Today was the beginning of our first big Santa Anna of the season. A Santa Anna is much like a Chinook but it is backwards. When a high pressure forms in the desert the winds blow over the mountains where they lose any moisture they might have had exactly like a Chinook does. The winds then drop down off the mountains and as they lose altitude the air compresses and becomes very warm, just like a Chinook does. What is so odd for someone who grew up Alberta is that the winds come from the east and blow towards the ocean. The closer they get to the ocean the hotter they are too and that is backwards from what we're used to. The Santa Annas don't actually start the fires but if a fire does start, the high winds and the very dry air makes it very difficult (some times impossible) to put out. The Santa Anna started blowing in earnest today and already there are several fires around us. The big ones are not near any houses and the ones that are near houses are small and were quickly put out or will be soon. Two of the small fires today were within just a few miles of our house. Just for effect I thought I would include a few pictures from the fires from Oct 2007 and Oct 2003. All of these pictures are within five miles of our house. The fire that you see coming towards a bunch of houses really scared the officials. They didn't say anything until after but they were afraid that fire would burn all the way to the ocean. That would take out thousands of houses. The subdivision you see in the picture mostly burned. Entire streets were burned to the ground and each of those houses is worth at least $750,000. When the wind gets blowing the fire is just so hot that dropping water on it has almost no effect. The only way they can fight it is to cut a fire break and start a back fire. Nothing else works.

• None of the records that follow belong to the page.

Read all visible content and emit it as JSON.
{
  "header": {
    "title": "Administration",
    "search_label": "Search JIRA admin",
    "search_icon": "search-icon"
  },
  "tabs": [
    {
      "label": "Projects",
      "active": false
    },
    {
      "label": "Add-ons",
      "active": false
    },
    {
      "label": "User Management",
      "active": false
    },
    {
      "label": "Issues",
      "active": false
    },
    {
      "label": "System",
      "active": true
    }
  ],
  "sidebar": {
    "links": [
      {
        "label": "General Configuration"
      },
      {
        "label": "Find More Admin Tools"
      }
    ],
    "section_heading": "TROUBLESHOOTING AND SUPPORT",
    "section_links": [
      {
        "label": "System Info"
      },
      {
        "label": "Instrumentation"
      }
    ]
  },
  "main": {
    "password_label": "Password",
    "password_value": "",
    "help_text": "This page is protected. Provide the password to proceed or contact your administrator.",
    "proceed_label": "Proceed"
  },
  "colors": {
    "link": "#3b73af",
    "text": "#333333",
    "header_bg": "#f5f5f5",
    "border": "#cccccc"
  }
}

Anyway, I really hope we get through October without having to evacuate. It is such a nuisance. We really aren't in any danger. While our house does back up onto a canyon, it is a small canyon and doesn't connect directly with the open brush. Now if you hear about a fire in Penasquitos Canyon, then you can start worrying about us.